[Task details] Pictures aside, restate the records below exactly as written.

[Task data]
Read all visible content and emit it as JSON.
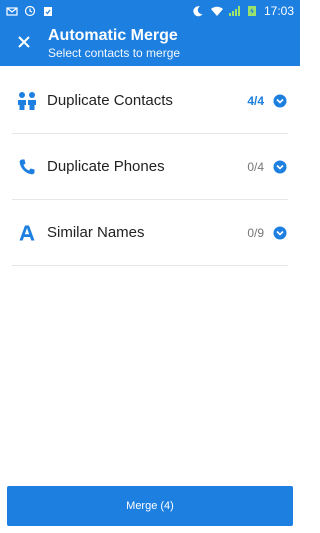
{
  "status_bar": {
    "time": "17:03",
    "icons": [
      "mail-icon",
      "clock-icon",
      "task-icon",
      "moon-icon",
      "wifi-icon",
      "signal-icon",
      "battery-charging-icon"
    ]
  },
  "app_bar": {
    "title": "Automatic Merge",
    "subtitle": "Select contacts to merge"
  },
  "categories": [
    {
      "label": "Duplicate Contacts",
      "count": "4/4",
      "icon": "people-icon",
      "active": true
    },
    {
      "label": "Duplicate Phones",
      "count": "0/4",
      "icon": "phone-icon",
      "active": false
    },
    {
      "label": "Similar Names",
      "count": "0/9",
      "icon": "letter-a-icon",
      "active": false
    }
  ],
  "merge_button": {
    "label": "Merge (4)"
  },
  "colors": {
    "accent": "#1d7fe0"
  }
}
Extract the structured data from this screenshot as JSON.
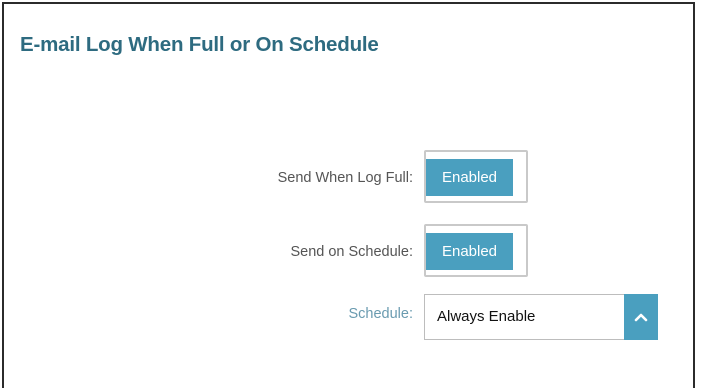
{
  "section": {
    "title": "E-mail Log When Full or On Schedule"
  },
  "rows": {
    "send_when_full": {
      "label": "Send When Log Full:",
      "value": "Enabled"
    },
    "send_on_schedule": {
      "label": "Send on Schedule:",
      "value": "Enabled"
    },
    "schedule": {
      "label": "Schedule:",
      "value": "Always Enable",
      "icon": "chevron-up-icon"
    }
  },
  "colors": {
    "title": "#2e6b80",
    "accent": "#4a9fbf",
    "label": "#555555",
    "schedule_label": "#6a9bb0"
  }
}
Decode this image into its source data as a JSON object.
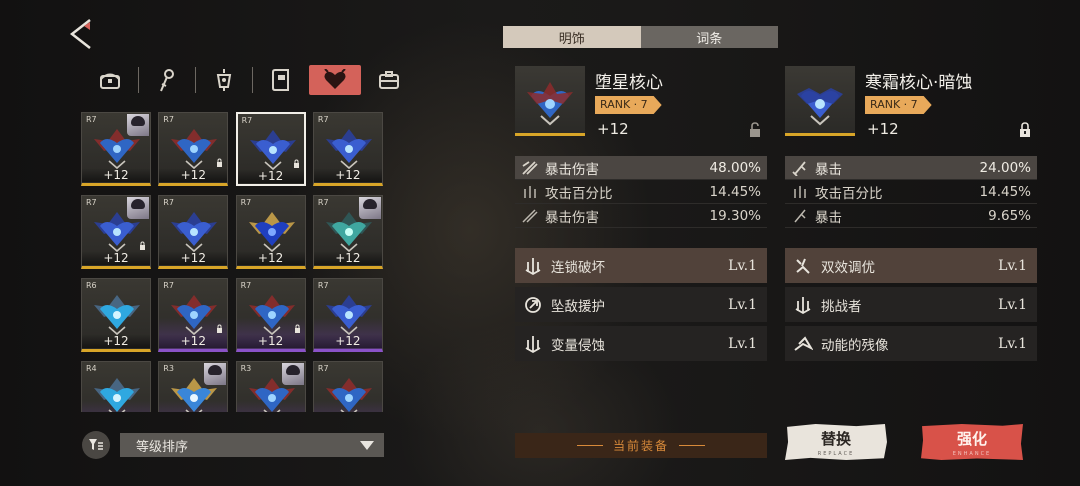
{
  "grid": {
    "cards": [
      {
        "rank": "R7",
        "level": "+12",
        "gem": "red-blue",
        "portrait": true,
        "locked": false,
        "bar": "gold"
      },
      {
        "rank": "R7",
        "level": "+12",
        "gem": "red-blue",
        "portrait": false,
        "locked": true,
        "bar": "gold"
      },
      {
        "rank": "R7",
        "level": "+12",
        "gem": "blue",
        "portrait": false,
        "locked": true,
        "bar": "gold",
        "selected": true
      },
      {
        "rank": "R7",
        "level": "+12",
        "gem": "blue",
        "portrait": false,
        "locked": false,
        "bar": "gold"
      },
      {
        "rank": "R7",
        "level": "+12",
        "gem": "blue",
        "portrait": true,
        "locked": true,
        "bar": "gold"
      },
      {
        "rank": "R7",
        "level": "+12",
        "gem": "blue",
        "portrait": false,
        "locked": false,
        "bar": "gold"
      },
      {
        "rank": "R7",
        "level": "+12",
        "gem": "sapphire",
        "portrait": false,
        "locked": false,
        "bar": "gold"
      },
      {
        "rank": "R7",
        "level": "+12",
        "gem": "teal",
        "portrait": true,
        "locked": false,
        "bar": "gold"
      },
      {
        "rank": "R6",
        "level": "+12",
        "gem": "cyan",
        "portrait": false,
        "locked": false,
        "bar": "gold"
      },
      {
        "rank": "R7",
        "level": "+12",
        "gem": "red-blue",
        "portrait": false,
        "locked": true,
        "bar": "purple"
      },
      {
        "rank": "R7",
        "level": "+12",
        "gem": "red-blue",
        "portrait": false,
        "locked": true,
        "bar": "purple"
      },
      {
        "rank": "R7",
        "level": "+12",
        "gem": "blue",
        "portrait": false,
        "locked": false,
        "bar": "purple"
      },
      {
        "rank": "R4",
        "level": "",
        "gem": "cyan",
        "portrait": false,
        "locked": false,
        "bar": "purple"
      },
      {
        "rank": "R3",
        "level": "",
        "gem": "gold",
        "portrait": true,
        "locked": false,
        "bar": "purple"
      },
      {
        "rank": "R3",
        "level": "",
        "gem": "red-blue",
        "portrait": true,
        "locked": false,
        "bar": "purple"
      },
      {
        "rank": "R7",
        "level": "",
        "gem": "red-blue",
        "portrait": false,
        "locked": false,
        "bar": "purple"
      }
    ]
  },
  "sort": {
    "label": "等级排序"
  },
  "tabs": {
    "tab1": "明饰",
    "tab2": "词条"
  },
  "left_item": {
    "name": "堕星核心",
    "rank": "RANK · 7",
    "level": "+12",
    "stats": [
      {
        "name": "暴击伤害",
        "value": "48.00%"
      },
      {
        "name": "攻击百分比",
        "value": "14.45%"
      },
      {
        "name": "暴击伤害",
        "value": "19.30%"
      }
    ],
    "skills": [
      {
        "name": "连锁破坏",
        "level": "Lv.1"
      },
      {
        "name": "坠敌援护",
        "level": "Lv.1"
      },
      {
        "name": "变量侵蚀",
        "level": "Lv.1"
      }
    ]
  },
  "right_item": {
    "name": "寒霜核心·暗蚀",
    "rank": "RANK · 7",
    "level": "+12",
    "stats": [
      {
        "name": "暴击",
        "value": "24.00%"
      },
      {
        "name": "攻击百分比",
        "value": "14.45%"
      },
      {
        "name": "暴击",
        "value": "9.65%"
      }
    ],
    "skills": [
      {
        "name": "双效调优",
        "level": "Lv.1"
      },
      {
        "name": "挑战者",
        "level": "Lv.1"
      },
      {
        "name": "动能的残像",
        "level": "Lv.1"
      }
    ]
  },
  "equipped_label": "当前装备",
  "buttons": {
    "replace": "替换",
    "replace_sub": "REPLACE",
    "enhance": "强化",
    "enhance_sub": "ENHANCE"
  },
  "colors": {
    "accent": "#d4625a",
    "gold_bar": "#d8a528",
    "purple_bar": "#8a52c8",
    "rank_tag": "#e8a95a",
    "enhance": "#d85249"
  }
}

[Output below]
Read all visible content and emit it as JSON.
{
  "status_bar": {
    "time": "17:03",
    "icons": [
      "mail-icon",
      "clock-icon",
      "task-icon",
      "moon-icon",
      "wifi-icon",
      "signal-icon",
      "battery-charging-icon"
    ]
  },
  "app_bar": {
    "title": "Automatic Merge",
    "subtitle": "Select contacts to merge"
  },
  "categories": [
    {
      "label": "Duplicate Contacts",
      "count": "4/4",
      "icon": "people-icon",
      "active": true
    },
    {
      "label": "Duplicate Phones",
      "count": "0/4",
      "icon": "phone-icon",
      "active": false
    },
    {
      "label": "Similar Names",
      "count": "0/9",
      "icon": "letter-a-icon",
      "active": false
    }
  ],
  "merge_button": {
    "label": "Merge (4)"
  },
  "colors": {
    "accent": "#1d7fe0"
  }
}
Extract the structured data from this screenshot as JSON.
{
  "section": {
    "title": "E-mail Log When Full or On Schedule"
  },
  "rows": {
    "send_when_full": {
      "label": "Send When Log Full:",
      "value": "Enabled"
    },
    "send_on_schedule": {
      "label": "Send on Schedule:",
      "value": "Enabled"
    },
    "schedule": {
      "label": "Schedule:",
      "value": "Always Enable",
      "icon": "chevron-up-icon"
    }
  },
  "colors": {
    "title": "#2e6b80",
    "accent": "#4a9fbf",
    "label": "#555555",
    "schedule_label": "#6a9bb0"
  }
}
Decode this image into its source data as a JSON object.
{
  "grid": {
    "cards": [
      {
        "rank": "R7",
        "level": "+12",
        "gem": "red-blue",
        "portrait": true,
        "locked": false,
        "bar": "gold"
      },
      {
        "rank": "R7",
        "level": "+12",
        "gem": "red-blue",
        "portrait": false,
        "locked": true,
        "bar": "gold"
      },
      {
        "rank": "R7",
        "level": "+12",
        "gem": "blue",
        "portrait": false,
        "locked": true,
        "bar": "gold",
        "selected": true
      },
      {
        "rank": "R7",
        "level": "+12",
        "gem": "blue",
        "portrait": false,
        "locked": false,
        "bar": "gold"
      },
      {
        "rank": "R7",
        "level": "+12",
        "gem": "blue",
        "portrait": true,
        "locked": true,
        "bar": "gold"
      },
      {
        "rank": "R7",
        "level": "+12",
        "gem": "blue",
        "portrait": false,
        "locked": false,
        "bar": "gold"
      },
      {
        "rank": "R7",
        "level": "+12",
        "gem": "sapphire",
        "portrait": false,
        "locked": false,
        "bar": "gold"
      },
      {
        "rank": "R7",
        "level": "+12",
        "gem": "teal",
        "portrait": true,
        "locked": false,
        "bar": "gold"
      },
      {
        "rank": "R6",
        "level": "+12",
        "gem": "cyan",
        "portrait": false,
        "locked": false,
        "bar": "gold"
      },
      {
        "rank": "R7",
        "level": "+12",
        "gem": "red-blue",
        "portrait": false,
        "locked": true,
        "bar": "purple"
      },
      {
        "rank": "R7",
        "level": "+12",
        "gem": "red-blue",
        "portrait": false,
        "locked": true,
        "bar": "purple"
      },
      {
        "rank": "R7",
        "level": "+12",
        "gem": "blue",
        "portrait": false,
        "locked": false,
        "bar": "purple"
      },
      {
        "rank": "R4",
        "level": "",
        "gem": "cyan",
        "portrait": false,
        "locked": false,
        "bar": "purple"
      },
      {
        "rank": "R3",
        "level": "",
        "gem": "gold",
        "portrait": true,
        "locked": false,
        "bar": "purple"
      },
      {
        "rank": "R3",
        "level": "",
        "gem": "red-blue",
        "portrait": true,
        "locked": false,
        "bar": "purple"
      },
      {
        "rank": "R7",
        "level": "",
        "gem": "red-blue",
        "portrait": false,
        "locked": false,
        "bar": "purple"
      }
    ]
  },
  "sort": {
    "label": "等级排序"
  },
  "tabs": {
    "tab1": "明饰",
    "tab2": "词条"
  },
  "left_item": {
    "name": "堕星核心",
    "rank": "RANK · 7",
    "level": "+12",
    "stats": [
      {
        "name": "暴击伤害",
        "value": "48.00%"
      },
      {
        "name": "攻击百分比",
        "value": "14.45%"
      },
      {
        "name": "暴击伤害",
        "value": "19.30%"
      }
    ],
    "skills": [
      {
        "name": "连锁破坏",
        "level": "Lv.1"
      },
      {
        "name": "坠敌援护",
        "level": "Lv.1"
      },
      {
        "name": "变量侵蚀",
        "level": "Lv.1"
      }
    ]
  },
  "right_item": {
    "name": "寒霜核心·暗蚀",
    "rank": "RANK · 7",
    "level": "+12",
    "stats": [
      {
        "name": "暴击",
        "value": "24.00%"
      },
      {
        "name": "攻击百分比",
        "value": "14.45%"
      },
      {
        "name": "暴击",
        "value": "9.65%"
      }
    ],
    "skills": [
      {
        "name": "双效调优",
        "level": "Lv.1"
      },
      {
        "name": "挑战者",
        "level": "Lv.1"
      },
      {
        "name": "动能的残像",
        "level": "Lv.1"
      }
    ]
  },
  "equipped_label": "当前装备",
  "buttons": {
    "replace": "替换",
    "replace_sub": "REPLACE",
    "enhance": "强化",
    "enhance_sub": "ENHANCE"
  },
  "colors": {
    "accent": "#d4625a",
    "gold_bar": "#d8a528",
    "purple_bar": "#8a52c8",
    "rank_tag": "#e8a95a",
    "enhance": "#d85249"
  }
}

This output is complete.